Tier Two: Employees access more interactive elements at this tier, such as drag & drop activities. They also engage with audio and video content that includes Caribbean voice-over talent. So it’s easier for them to relate to the content because the person delivering it sounds like them.
Tier Three: Our clients in this tier get all the bells and whistles. We include interactive scenario-based activities that improve recall and promote on-the-job learning. Content at this level is more audio-visual than text-based so that learners have more opportunities to engage with the material and retain information.
Similar to tier two, we use Caribbean voice-over talent to create the audio-visual material. We include closed captions so that learners can have the words appear on the screen while the voice-over talent is speaking. Clients in this tier can also get custom content made in our Content Studio.
There have been instances though where we’ve adjusted things slightly to meet the specific needs of clients. For instance, we created AI voice-overs from a tier one client. Although these voice-overs weren’t done by Caribbean people, they helped make the content more accessible for people with visual impairments.
There are five steps in our custom content creation process.
Include closed captions on all your videos. Closed captions make it easier to watch videos with sound off, follow along with the presenter, and increase accessibility for the hearing impaired.
Transform your courses into games. Most of the courses we create have gamification elements. There are challenges and activities that motivate learners and encourage healthy competition.
Add augmented reality. This is a feature we’re currently heavily researching and hoping to include in our custom courses soon. Augmented reality allows learners to participate in online learning activities within the rooms they’re in. Think of it like Chemistry students being able to perform experiments at home without having all the materials directly in front of them. It’s all done in the virtual realm.
Make your content relevant. Our team applies the constructivist approach to learning. In constructivism, learners construct knowledge instead of passively taking in information. Get your employees involved in learning by creating individual learning pathways, using culturally relevant material, and including content that’s important for their roles.
Reward employees. There’s an old saying, “Reward sweetens labour.” Incentivising the learning experience makes it more likely that your team will actually want to complete training. Give them certificates. Give prizes based on points. Have an awards ceremony. There’s so much you can do to reward staff for achieving learning outcomes.
One on One’s content development team is here to help you make employee training fun.
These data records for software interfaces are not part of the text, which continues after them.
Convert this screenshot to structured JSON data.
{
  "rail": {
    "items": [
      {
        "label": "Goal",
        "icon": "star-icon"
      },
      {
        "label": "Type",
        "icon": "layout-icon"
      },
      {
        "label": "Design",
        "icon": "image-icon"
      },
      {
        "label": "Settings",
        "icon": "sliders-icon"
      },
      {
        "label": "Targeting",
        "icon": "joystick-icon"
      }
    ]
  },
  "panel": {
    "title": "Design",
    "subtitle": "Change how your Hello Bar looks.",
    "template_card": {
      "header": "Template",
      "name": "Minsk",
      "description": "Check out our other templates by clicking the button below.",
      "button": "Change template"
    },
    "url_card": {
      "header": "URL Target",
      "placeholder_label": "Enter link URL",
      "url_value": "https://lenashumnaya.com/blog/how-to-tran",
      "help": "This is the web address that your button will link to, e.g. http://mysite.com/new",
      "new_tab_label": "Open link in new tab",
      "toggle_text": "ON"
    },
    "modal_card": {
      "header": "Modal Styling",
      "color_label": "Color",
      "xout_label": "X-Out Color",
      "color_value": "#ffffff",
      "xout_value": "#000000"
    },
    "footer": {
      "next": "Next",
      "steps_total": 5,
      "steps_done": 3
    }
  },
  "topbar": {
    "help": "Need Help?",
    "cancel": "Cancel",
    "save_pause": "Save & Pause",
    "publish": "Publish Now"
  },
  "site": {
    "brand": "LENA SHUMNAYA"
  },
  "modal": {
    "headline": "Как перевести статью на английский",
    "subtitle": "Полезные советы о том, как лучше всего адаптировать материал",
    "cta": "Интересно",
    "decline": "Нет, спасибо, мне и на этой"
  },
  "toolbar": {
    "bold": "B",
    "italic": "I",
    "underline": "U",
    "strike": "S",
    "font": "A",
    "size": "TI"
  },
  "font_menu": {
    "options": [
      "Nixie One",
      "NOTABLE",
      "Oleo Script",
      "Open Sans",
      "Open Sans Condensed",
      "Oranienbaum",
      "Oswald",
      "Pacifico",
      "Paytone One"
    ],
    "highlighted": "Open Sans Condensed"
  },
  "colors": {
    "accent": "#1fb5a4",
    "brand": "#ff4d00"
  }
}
Collectively, our team has over 10 years of experience in teaching and learning. We make online learning as practical and engaging as possible so that your employees enjoy learning.
Book a demo to learn more about how our team can help.